Dataset entries:
***
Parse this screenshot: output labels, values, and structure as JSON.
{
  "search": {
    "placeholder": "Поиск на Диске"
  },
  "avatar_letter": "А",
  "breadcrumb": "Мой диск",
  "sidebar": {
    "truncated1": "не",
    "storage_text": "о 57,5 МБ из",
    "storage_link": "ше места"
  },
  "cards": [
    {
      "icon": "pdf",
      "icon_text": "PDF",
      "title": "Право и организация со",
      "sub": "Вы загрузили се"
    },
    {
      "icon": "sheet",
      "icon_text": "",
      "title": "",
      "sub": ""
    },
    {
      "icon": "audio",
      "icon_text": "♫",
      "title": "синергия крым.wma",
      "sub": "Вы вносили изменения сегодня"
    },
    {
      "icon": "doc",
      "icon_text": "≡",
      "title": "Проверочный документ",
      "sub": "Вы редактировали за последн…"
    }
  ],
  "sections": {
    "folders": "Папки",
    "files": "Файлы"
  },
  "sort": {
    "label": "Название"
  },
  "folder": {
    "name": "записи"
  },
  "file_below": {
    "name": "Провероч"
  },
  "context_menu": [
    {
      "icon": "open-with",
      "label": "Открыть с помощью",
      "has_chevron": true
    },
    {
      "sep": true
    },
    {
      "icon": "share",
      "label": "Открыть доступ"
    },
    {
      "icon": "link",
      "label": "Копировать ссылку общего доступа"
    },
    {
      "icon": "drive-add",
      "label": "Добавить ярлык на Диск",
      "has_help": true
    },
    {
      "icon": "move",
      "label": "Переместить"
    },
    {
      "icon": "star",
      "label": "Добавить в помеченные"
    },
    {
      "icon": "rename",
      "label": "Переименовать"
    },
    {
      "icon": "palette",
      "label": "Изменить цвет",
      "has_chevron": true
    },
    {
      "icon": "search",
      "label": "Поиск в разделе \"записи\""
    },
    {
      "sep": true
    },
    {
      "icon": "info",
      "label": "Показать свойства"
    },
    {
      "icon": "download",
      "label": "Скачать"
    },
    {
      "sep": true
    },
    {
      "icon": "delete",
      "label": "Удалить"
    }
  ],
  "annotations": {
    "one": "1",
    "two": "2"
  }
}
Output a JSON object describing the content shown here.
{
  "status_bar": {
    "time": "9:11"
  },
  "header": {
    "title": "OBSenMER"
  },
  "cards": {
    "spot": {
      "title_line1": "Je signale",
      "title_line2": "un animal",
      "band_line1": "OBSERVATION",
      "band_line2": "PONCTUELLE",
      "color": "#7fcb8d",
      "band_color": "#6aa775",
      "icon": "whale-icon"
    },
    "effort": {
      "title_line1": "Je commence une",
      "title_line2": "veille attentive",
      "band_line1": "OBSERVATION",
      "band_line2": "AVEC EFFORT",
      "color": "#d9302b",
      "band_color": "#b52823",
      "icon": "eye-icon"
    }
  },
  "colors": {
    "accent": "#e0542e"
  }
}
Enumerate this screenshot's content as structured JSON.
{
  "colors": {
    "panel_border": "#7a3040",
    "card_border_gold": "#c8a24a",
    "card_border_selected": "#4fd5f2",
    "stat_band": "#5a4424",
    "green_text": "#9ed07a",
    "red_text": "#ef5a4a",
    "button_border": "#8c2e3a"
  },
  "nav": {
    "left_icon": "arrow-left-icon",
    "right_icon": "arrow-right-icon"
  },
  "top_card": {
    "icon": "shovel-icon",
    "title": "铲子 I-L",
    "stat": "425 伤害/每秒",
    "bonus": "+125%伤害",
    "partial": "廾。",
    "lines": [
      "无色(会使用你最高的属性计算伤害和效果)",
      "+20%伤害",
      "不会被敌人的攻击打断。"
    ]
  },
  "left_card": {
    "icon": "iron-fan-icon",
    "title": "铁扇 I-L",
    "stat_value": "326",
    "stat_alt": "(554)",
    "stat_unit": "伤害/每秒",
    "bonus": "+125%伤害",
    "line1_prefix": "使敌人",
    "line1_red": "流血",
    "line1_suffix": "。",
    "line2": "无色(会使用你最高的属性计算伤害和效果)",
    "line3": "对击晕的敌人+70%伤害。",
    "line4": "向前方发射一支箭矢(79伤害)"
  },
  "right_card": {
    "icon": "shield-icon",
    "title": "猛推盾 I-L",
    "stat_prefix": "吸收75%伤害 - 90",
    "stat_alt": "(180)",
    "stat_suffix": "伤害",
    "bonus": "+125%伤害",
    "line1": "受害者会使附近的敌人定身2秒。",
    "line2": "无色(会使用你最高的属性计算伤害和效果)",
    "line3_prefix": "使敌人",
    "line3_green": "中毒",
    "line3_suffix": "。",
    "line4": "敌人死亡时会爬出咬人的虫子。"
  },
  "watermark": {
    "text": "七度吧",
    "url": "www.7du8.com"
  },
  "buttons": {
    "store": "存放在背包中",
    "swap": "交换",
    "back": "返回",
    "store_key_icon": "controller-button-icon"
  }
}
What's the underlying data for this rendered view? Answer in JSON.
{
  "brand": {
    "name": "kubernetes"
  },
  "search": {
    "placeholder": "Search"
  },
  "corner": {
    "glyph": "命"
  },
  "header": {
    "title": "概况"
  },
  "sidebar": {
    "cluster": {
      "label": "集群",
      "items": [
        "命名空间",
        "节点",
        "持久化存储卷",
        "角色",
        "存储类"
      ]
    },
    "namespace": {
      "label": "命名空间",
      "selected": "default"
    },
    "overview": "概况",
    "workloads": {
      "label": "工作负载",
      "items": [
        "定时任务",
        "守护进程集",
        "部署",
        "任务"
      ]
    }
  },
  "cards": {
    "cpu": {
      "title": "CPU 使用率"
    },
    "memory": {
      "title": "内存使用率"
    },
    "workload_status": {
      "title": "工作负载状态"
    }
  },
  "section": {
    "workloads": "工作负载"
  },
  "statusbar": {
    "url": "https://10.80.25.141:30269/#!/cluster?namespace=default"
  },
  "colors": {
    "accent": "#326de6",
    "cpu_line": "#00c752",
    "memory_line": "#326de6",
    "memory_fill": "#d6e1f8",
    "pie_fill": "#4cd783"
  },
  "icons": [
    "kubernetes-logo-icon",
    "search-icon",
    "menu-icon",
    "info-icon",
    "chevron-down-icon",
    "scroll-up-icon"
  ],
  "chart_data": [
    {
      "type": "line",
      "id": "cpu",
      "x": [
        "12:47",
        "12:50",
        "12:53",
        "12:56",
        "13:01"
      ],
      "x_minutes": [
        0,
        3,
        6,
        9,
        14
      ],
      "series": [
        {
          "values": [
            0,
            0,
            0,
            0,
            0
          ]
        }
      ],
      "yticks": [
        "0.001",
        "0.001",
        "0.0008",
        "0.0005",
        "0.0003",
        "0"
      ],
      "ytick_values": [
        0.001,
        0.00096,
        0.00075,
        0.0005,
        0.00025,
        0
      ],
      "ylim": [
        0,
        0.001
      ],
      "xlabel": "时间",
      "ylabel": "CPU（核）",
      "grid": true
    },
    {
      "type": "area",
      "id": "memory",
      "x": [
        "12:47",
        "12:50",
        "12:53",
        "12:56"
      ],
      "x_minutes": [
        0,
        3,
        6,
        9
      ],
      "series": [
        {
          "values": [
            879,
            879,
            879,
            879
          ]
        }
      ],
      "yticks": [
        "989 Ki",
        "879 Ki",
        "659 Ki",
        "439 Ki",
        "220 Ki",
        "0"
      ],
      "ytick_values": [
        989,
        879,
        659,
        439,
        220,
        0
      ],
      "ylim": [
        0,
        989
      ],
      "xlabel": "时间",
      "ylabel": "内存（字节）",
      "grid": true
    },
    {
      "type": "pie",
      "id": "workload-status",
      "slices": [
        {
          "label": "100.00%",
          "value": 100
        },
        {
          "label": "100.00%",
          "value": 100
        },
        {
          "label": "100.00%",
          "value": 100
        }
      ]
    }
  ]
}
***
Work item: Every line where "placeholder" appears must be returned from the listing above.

Solution for this problem:
    "placeholder": "Поиск на Диске"
    "placeholder": "Search"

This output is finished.